TeleNav has more than 11 million paying users (as of the end of September) and provides its services through Sprint Nextel and AT&T.

[Via Reuters]

Facebook at Century 21 Prices

If you’ve never been to a Century 21 store, you’re missing an experience. I picked up an Armani suit there on the cheap (leftover, damaged, some-damn-thing), not to mention a Ted Baker shirt for around $50. It’s where you go in Manhattan for discounts. Where do you go in Silicon Valley? Apparently, Facebook.

As I mentioned yesterday, Facebook has put together a deal to allow employees to cash out of some of their pre-IPO shares. It’s generous, and from a business perspective, it makes sense. The only problem is that it has called Facebook’s claimed (and probably bullshit) valuation into question. They are allowing employees to sell shares based on a $15 billion valuation, which is based on the last equity investment made in the company.

Today, ValleyWag has reported that many Facebook employees agree with my assessment of the company’s valuation. Plenty of employees are trying to dump their holdings, several at a third of the company’s “perceived” value. Some could look at this cynically, perhaps as a lack of faith in Facebook. I get this. A year ago, we were talking about the invulnerability of MySpace, and now, the war appears to be long won.

But, I don’t think anything that jaded is at play.

Instead, I think employees want to take advantage of an opportunity to cash out, which is unsurprising when you figure that these guys probably have a shitload of compensation tied up in their equity holdings. And, I think they are being realistic about the value of the company. $15 billion is absurd; $5 billion is a thrid less absurd.

Again, I can’t shake my CMGi visions when I read this shit. It’s all coming back. At least I’ll have something to cover for a while.

Party Like It’s 1999? Maybe at Facebook, DailyCandy, LinkedIn

Just when I thought we’d all learned our lessons about “irrational exuberance,” it seems that Facebook is allowing an early stock deal for employees. For all those die-hards who took crazy option and stock grant deals in lieu of cash, Santa’s coming in September. In a one-time deal, employees will be able to sell some of their shares in the privately held company. Some employees will also be able to buy stock in this transaction. Pretty interesting.

This brings back fond memories of the ol’ internet days, when CMGi (remember them?) mattered, and working for one of their companies mattered. Well, I worked for one (Virtual Ink) for about 10 minutes, and I now reside in a space with less than 700 sqft. Maybe Facebook isn’t heading the way of my old gig, but I always get suspicious when I see these sorts of transactions.

But, the Facebook deal may make some sense. In fact, it can help the employees make some money now instead of holding out hope for an IPO or acquisition. They can take this opportunity to recapture some of the cash they sacrificed by taking equity, and they can diversify their portfolios. That’s reasonable. Also, there’s a cool employee retention angle here. Cash in pockets keeps employees from looking for higher-paying jobs.
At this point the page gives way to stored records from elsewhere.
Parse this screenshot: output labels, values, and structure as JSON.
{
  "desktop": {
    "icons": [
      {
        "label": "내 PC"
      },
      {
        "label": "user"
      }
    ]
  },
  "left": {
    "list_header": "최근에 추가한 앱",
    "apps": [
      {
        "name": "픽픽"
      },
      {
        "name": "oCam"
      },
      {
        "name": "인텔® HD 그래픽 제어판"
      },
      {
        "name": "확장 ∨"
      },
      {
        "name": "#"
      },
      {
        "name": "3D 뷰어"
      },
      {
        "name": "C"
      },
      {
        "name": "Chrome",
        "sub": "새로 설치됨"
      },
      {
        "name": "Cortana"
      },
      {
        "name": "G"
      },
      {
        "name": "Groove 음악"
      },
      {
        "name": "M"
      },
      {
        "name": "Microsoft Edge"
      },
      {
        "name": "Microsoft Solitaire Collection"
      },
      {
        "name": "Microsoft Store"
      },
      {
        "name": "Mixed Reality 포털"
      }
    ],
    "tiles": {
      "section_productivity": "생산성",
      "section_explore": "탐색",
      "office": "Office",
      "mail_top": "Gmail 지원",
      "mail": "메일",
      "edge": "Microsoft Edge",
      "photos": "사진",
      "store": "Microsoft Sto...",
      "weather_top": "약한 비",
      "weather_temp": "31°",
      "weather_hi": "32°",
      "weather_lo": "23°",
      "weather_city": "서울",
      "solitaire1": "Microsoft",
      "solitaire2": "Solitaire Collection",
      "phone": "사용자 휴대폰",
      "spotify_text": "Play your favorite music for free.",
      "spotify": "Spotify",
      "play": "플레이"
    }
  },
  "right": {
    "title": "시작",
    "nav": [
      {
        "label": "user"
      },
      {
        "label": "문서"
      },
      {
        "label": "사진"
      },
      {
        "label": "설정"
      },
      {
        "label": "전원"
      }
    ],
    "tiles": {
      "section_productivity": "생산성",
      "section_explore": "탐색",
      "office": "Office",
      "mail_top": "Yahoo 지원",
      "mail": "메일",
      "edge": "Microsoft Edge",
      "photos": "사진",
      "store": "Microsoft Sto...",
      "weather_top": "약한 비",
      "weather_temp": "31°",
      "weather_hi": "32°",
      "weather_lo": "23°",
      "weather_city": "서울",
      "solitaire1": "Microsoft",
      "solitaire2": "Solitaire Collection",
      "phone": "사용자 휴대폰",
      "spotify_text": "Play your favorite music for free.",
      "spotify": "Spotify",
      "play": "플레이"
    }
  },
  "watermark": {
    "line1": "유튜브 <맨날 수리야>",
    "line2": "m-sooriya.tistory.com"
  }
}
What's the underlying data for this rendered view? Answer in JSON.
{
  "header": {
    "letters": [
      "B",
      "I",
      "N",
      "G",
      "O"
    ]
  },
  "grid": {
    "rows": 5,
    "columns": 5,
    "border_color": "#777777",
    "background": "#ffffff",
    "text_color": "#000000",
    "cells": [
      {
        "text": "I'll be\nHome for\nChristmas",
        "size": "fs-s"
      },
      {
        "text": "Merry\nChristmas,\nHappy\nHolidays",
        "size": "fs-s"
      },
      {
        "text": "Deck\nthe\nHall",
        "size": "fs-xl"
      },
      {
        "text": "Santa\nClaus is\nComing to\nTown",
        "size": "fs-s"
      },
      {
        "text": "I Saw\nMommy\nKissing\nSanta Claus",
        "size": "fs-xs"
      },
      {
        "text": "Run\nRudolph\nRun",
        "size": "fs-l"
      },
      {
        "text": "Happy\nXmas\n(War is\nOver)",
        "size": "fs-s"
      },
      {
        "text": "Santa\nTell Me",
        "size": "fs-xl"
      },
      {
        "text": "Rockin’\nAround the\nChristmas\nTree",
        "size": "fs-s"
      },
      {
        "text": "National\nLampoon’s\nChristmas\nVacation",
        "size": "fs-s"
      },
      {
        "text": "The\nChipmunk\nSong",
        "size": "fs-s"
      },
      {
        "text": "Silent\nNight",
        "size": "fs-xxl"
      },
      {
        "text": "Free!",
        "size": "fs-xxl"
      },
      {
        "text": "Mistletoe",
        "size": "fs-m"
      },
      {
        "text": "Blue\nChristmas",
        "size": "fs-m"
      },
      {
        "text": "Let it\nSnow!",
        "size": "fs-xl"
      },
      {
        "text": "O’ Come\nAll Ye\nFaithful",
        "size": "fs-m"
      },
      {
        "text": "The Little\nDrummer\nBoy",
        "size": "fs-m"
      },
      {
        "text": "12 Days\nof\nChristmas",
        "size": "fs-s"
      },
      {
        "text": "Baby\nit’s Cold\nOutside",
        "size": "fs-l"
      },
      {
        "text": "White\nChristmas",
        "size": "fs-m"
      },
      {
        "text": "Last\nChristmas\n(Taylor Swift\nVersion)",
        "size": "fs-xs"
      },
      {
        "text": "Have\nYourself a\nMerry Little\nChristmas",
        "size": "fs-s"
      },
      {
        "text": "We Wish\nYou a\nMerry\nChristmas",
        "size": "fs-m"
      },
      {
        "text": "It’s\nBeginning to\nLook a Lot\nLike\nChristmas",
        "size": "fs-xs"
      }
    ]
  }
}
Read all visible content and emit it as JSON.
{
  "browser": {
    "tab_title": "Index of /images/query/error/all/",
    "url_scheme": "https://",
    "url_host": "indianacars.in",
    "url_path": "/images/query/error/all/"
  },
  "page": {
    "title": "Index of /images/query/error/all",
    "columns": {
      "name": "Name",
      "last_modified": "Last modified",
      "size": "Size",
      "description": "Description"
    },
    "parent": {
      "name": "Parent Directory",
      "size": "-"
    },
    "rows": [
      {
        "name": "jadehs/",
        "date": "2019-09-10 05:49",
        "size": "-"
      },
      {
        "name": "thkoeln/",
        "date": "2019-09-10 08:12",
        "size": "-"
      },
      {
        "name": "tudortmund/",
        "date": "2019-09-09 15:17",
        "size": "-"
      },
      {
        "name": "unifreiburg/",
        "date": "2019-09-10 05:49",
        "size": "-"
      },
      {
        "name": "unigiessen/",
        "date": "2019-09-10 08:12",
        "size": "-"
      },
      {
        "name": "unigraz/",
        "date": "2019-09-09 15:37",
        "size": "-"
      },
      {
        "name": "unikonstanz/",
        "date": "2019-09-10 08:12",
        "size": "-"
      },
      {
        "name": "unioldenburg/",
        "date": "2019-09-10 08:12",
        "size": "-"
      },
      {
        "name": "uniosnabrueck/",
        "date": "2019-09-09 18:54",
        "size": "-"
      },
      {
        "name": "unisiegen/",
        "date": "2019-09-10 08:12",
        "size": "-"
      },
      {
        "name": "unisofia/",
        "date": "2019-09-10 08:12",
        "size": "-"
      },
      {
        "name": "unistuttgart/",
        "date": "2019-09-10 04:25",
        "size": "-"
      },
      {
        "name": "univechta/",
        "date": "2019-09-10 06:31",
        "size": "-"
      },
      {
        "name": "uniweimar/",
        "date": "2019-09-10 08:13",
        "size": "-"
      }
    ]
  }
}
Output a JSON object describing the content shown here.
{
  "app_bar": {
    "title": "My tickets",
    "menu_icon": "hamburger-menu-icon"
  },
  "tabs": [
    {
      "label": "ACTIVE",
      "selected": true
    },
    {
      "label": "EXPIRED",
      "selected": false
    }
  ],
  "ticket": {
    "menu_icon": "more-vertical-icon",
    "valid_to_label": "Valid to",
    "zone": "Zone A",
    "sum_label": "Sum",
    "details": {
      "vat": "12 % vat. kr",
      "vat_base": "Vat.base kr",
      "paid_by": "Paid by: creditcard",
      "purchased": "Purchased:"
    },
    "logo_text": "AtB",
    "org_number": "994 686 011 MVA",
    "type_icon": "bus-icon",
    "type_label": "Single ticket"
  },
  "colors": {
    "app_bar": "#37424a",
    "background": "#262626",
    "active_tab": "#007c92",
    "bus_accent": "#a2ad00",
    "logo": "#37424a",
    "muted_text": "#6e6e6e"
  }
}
The guys at LinkedIn– the social networking site for grown-up people– are getting in on this action, too. ValleyWag reported today that employees could sell up to 20 percent of their vested shares … based on an astronomical company valuation of $500 million! Of course, this compares to 2008 revenues (projected) of $100 million, making this deal crazier than Penthouse’s acquisition of Various, Inc.

If you want to see some real insanity, check out Comcast’s acquisition of DailyCandy. Comcast wanted to spend $75 million, but some how dropped $125 million on a fucking e-mail newsletter company. It’s absolutely absurd. More proof that I shouldn’t have majored in philosophy …